Items from an interface collection:
=======

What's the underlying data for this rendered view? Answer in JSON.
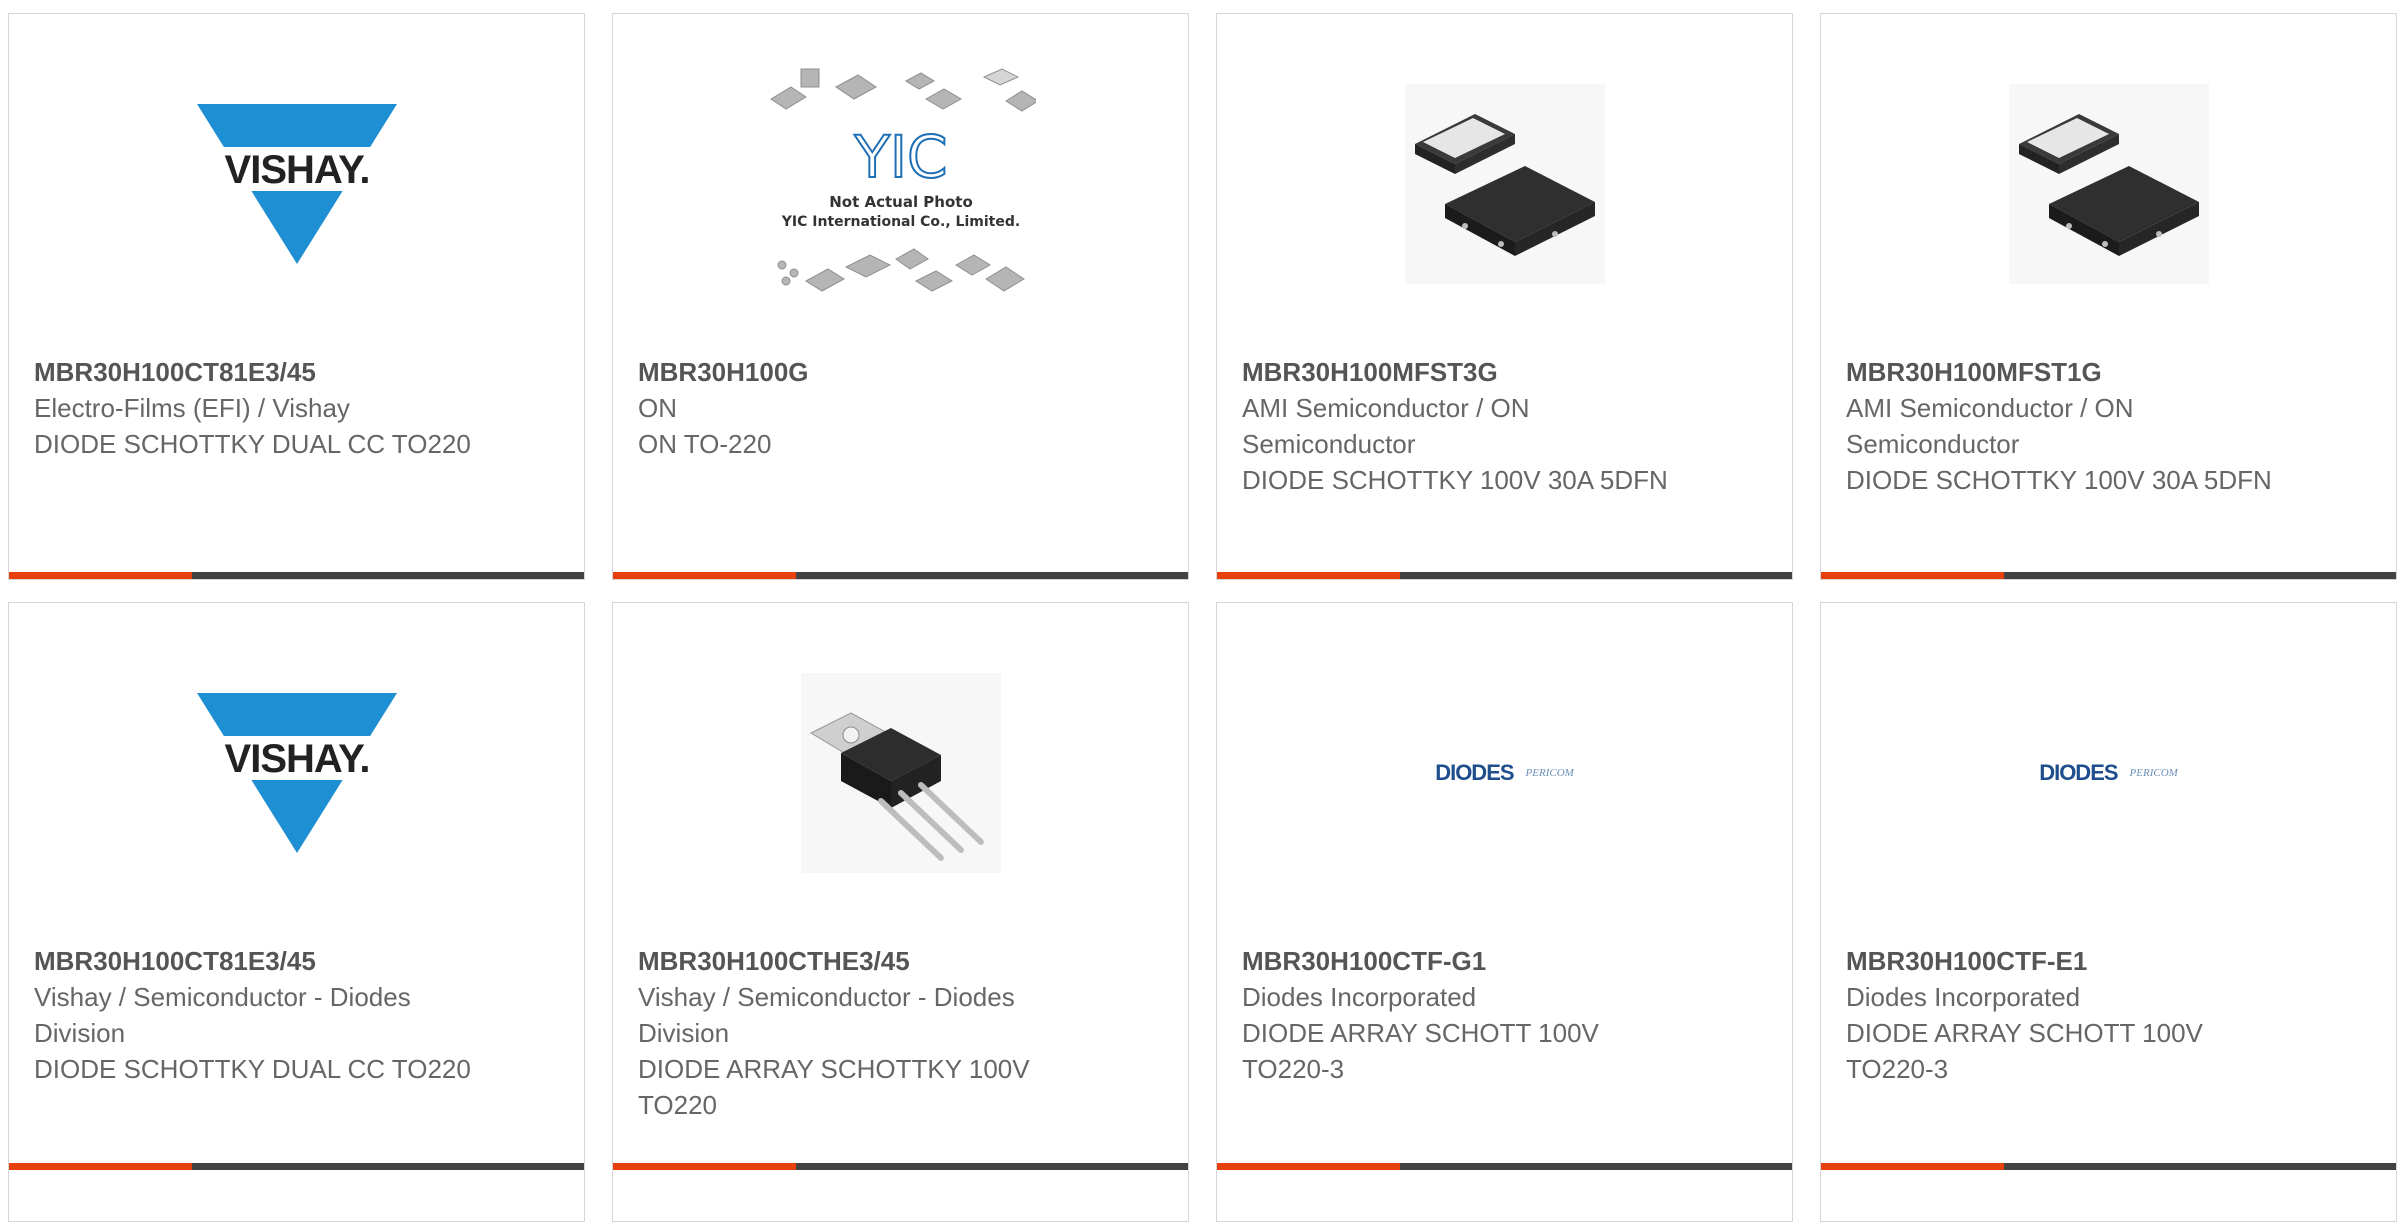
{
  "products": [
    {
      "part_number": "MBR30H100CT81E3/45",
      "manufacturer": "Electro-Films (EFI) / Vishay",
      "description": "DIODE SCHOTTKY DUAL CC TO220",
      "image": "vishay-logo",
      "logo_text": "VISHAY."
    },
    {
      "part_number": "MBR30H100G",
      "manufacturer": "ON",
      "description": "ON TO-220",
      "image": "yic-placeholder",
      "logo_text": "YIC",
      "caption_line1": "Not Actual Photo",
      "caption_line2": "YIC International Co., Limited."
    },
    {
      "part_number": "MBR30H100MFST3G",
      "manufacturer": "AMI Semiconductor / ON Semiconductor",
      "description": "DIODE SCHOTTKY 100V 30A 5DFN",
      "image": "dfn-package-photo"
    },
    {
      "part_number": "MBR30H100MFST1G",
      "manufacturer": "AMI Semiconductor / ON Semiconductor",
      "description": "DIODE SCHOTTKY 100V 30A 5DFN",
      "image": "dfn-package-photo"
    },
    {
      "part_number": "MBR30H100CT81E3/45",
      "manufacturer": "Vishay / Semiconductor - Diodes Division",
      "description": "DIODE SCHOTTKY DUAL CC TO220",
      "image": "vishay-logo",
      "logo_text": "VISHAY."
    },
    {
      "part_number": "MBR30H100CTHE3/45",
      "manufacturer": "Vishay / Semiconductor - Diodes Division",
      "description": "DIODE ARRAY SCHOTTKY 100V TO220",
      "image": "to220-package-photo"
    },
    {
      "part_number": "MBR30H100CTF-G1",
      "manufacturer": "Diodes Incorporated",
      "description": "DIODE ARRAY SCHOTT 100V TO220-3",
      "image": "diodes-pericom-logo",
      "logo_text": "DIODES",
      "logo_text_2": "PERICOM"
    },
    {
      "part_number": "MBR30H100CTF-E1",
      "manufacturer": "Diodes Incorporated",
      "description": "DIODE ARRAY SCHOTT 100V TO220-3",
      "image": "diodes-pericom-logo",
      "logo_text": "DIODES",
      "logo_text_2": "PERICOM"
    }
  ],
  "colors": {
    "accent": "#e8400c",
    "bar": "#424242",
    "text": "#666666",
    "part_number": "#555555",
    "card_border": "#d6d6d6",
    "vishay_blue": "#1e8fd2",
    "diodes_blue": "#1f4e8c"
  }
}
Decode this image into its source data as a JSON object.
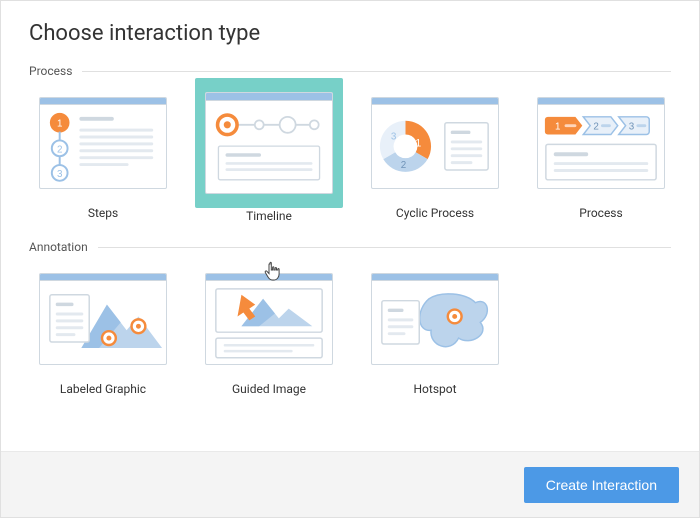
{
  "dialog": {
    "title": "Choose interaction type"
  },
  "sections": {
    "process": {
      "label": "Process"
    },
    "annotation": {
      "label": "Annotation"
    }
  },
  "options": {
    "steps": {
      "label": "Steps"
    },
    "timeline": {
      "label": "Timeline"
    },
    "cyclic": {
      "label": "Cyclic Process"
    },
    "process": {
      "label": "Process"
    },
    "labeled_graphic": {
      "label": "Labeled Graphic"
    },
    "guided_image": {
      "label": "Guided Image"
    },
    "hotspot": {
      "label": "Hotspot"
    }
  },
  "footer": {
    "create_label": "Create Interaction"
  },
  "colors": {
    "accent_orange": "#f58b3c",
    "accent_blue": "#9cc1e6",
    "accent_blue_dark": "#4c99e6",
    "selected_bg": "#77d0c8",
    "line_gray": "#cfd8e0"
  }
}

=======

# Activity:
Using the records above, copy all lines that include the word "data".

# Problem solution:
What's the underlying data for this rendered view? Answer in JSON.
Decode this image into its source data as a JSON object.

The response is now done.